- _What is required_: Within the records, find every line that includes the word "name" and copy it.
[Supplied material — start]
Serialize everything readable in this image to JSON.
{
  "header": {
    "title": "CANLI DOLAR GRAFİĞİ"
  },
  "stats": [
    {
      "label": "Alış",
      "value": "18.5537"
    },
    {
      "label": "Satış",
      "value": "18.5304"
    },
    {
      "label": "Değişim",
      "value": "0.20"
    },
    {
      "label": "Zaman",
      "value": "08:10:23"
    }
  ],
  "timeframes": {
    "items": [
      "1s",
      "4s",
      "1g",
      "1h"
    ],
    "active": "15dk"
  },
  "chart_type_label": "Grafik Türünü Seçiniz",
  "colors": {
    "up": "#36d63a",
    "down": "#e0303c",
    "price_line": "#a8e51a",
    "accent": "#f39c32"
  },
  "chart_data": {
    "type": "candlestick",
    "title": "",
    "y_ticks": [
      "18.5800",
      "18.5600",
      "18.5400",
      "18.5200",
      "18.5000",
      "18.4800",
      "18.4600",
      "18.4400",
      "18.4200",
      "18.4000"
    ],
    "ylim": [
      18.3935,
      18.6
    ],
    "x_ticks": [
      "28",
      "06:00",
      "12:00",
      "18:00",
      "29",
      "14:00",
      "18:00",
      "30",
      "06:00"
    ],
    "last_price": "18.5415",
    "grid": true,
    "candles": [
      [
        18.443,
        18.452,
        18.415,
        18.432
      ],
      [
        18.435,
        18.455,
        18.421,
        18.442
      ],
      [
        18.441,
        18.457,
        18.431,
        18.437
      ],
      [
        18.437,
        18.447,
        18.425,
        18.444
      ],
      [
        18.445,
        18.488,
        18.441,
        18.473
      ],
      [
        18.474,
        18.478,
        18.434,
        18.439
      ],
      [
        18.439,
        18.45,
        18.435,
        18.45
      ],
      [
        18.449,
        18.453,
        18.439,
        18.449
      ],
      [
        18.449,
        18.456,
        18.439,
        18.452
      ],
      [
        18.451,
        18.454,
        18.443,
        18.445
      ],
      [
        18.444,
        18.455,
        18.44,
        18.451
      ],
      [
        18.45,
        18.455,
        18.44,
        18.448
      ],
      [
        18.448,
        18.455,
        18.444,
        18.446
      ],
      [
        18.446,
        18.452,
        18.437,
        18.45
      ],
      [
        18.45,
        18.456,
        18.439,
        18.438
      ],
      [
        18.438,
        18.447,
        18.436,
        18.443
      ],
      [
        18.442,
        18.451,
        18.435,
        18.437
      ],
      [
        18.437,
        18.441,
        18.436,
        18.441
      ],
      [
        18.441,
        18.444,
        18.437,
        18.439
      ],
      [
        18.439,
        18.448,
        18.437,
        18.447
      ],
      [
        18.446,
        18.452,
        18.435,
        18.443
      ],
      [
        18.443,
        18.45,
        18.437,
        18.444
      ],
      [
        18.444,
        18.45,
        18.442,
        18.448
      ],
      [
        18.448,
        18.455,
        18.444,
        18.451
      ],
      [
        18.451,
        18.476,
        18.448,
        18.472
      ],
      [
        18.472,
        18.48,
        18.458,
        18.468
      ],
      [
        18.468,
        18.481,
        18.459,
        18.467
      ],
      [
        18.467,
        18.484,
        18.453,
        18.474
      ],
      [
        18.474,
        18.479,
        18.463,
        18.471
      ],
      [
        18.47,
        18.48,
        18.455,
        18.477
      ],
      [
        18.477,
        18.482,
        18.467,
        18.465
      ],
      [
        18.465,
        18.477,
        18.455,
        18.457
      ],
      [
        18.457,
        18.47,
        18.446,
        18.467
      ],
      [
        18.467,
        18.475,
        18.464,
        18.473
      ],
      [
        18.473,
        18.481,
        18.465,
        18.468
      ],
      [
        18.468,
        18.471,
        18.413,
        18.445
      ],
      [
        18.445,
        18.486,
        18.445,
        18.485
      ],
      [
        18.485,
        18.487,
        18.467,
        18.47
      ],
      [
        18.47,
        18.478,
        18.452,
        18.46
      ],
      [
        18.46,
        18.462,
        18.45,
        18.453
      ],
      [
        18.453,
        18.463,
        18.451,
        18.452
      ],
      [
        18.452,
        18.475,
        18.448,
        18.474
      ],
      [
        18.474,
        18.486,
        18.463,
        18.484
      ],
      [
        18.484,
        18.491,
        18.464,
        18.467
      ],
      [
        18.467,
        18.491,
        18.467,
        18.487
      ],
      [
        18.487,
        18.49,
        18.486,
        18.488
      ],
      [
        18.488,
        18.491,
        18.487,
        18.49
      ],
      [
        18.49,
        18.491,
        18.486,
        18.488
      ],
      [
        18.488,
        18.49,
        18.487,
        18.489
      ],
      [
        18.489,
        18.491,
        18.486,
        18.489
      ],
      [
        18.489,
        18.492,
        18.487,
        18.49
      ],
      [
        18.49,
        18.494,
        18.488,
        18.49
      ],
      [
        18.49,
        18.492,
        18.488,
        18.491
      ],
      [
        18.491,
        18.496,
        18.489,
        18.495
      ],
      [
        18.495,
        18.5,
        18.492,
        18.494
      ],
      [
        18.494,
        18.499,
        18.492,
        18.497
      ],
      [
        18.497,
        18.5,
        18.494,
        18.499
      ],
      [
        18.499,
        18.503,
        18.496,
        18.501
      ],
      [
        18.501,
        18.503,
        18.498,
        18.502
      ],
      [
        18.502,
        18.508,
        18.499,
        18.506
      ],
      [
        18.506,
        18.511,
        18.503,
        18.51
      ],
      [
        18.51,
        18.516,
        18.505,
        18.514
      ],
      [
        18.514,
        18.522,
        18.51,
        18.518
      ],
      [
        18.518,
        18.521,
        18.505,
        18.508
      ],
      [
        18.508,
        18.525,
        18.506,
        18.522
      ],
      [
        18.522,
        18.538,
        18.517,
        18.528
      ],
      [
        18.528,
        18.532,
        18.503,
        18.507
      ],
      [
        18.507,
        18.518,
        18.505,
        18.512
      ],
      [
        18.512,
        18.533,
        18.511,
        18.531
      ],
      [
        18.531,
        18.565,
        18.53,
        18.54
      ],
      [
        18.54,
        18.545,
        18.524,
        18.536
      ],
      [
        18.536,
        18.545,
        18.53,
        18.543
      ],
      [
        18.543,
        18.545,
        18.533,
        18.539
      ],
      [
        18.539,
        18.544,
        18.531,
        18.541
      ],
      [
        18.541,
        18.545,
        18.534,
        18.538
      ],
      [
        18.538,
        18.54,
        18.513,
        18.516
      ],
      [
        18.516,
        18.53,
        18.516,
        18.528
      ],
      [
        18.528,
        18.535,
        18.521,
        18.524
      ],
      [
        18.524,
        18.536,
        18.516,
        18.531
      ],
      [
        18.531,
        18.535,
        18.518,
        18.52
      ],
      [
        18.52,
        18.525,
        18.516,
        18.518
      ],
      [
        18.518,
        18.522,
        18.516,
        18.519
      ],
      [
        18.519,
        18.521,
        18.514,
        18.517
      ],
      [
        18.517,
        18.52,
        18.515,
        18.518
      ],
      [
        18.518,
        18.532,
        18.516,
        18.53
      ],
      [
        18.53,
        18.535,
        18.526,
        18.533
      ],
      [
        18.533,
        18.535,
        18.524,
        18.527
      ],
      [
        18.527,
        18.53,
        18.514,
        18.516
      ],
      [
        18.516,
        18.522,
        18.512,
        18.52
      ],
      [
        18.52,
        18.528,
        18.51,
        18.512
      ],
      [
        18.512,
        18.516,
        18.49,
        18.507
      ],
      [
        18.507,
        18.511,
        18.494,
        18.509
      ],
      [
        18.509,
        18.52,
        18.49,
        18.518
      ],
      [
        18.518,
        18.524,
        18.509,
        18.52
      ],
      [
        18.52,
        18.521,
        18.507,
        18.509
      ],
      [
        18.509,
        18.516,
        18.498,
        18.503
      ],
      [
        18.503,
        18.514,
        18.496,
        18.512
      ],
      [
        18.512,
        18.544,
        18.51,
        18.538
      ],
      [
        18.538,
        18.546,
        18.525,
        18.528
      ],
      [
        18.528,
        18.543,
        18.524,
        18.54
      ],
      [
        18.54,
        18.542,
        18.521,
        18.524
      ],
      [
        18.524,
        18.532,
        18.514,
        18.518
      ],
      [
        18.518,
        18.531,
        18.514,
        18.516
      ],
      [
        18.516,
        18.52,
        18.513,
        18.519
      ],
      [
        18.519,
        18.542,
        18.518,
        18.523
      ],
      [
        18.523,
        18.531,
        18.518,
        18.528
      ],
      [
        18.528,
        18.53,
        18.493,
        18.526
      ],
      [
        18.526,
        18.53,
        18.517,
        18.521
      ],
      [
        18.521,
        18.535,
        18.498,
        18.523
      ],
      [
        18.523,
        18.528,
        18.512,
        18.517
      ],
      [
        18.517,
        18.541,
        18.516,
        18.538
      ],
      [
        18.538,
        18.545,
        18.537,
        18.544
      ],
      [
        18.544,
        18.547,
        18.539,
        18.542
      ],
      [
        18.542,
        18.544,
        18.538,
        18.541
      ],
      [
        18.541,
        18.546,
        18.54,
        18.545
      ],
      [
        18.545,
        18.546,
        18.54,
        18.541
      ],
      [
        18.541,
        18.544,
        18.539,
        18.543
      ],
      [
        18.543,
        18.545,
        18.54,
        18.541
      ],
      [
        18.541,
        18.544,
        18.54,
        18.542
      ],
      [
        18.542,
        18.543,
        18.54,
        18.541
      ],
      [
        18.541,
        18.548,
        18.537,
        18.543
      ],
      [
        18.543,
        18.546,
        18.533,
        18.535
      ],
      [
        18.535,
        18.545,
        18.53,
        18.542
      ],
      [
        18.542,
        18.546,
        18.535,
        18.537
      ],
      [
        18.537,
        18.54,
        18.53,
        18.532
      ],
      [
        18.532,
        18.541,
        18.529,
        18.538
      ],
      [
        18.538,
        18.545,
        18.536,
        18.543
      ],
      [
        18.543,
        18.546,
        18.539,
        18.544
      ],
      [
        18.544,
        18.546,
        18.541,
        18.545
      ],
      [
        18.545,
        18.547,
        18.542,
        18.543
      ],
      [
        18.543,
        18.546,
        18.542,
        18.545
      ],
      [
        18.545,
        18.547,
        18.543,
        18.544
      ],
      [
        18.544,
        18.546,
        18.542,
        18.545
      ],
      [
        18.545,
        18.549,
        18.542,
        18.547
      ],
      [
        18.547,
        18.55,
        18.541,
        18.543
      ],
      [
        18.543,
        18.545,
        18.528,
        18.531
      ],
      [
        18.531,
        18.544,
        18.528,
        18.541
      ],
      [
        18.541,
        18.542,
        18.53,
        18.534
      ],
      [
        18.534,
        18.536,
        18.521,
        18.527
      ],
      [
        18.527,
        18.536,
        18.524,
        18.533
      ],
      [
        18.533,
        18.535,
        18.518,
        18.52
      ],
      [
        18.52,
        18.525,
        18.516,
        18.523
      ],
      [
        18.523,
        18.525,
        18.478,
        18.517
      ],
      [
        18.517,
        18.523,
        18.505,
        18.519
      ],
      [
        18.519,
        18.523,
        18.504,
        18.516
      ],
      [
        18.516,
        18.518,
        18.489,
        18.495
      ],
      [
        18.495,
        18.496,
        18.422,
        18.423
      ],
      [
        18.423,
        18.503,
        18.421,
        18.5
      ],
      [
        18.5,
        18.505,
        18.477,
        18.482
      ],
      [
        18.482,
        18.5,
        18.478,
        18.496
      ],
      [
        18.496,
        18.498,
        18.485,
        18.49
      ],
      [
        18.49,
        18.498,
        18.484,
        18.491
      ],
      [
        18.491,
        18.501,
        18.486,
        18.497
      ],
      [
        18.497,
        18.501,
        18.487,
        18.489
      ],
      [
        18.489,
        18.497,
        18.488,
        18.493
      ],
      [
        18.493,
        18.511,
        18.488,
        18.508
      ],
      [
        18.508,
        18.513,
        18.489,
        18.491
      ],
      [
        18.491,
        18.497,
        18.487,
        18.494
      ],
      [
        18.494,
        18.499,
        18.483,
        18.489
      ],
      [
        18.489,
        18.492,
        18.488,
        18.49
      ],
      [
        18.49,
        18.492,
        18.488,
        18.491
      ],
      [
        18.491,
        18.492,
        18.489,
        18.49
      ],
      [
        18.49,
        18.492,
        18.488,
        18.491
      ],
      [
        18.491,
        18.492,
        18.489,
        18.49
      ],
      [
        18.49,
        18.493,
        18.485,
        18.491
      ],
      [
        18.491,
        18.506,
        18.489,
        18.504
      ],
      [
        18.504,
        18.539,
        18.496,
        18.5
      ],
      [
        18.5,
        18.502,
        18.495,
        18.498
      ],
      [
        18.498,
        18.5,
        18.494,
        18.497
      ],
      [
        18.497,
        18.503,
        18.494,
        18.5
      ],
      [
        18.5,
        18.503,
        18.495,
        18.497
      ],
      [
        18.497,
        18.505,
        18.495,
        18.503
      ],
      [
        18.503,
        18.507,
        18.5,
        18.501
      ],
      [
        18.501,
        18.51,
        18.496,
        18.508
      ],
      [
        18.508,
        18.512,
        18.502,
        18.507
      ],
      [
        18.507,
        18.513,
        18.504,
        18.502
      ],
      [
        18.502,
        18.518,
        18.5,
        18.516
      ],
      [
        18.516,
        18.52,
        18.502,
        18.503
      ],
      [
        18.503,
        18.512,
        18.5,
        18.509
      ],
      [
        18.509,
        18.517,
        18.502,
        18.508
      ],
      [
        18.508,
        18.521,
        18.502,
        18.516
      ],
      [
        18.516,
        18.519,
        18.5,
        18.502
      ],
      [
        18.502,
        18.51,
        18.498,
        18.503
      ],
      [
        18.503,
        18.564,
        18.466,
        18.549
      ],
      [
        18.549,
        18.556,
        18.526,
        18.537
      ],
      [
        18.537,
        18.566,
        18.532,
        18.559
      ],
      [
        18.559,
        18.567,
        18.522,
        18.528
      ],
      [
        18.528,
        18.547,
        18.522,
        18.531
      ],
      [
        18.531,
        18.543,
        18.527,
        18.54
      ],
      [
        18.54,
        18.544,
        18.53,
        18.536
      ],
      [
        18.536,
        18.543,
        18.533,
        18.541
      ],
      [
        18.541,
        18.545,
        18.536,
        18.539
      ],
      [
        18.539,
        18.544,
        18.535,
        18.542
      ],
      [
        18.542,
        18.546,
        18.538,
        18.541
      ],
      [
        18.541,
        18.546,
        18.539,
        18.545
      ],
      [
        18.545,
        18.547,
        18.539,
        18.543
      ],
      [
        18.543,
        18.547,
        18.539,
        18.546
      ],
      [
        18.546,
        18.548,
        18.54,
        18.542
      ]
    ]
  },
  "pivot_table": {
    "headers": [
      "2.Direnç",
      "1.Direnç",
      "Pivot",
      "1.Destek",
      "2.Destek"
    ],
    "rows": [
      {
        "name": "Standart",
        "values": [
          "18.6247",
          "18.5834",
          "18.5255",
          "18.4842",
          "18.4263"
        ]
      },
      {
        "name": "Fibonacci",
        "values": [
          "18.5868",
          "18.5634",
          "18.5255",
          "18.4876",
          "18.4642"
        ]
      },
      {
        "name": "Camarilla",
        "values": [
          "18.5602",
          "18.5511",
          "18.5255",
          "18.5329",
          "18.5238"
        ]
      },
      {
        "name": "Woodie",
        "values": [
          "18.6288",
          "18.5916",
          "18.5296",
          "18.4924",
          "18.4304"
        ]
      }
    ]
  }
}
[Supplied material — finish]
- _Result of this task_:
        "name": "Standart",
        "name": "Fibonacci",
        "name": "Camarilla",
        "name": "Woodie",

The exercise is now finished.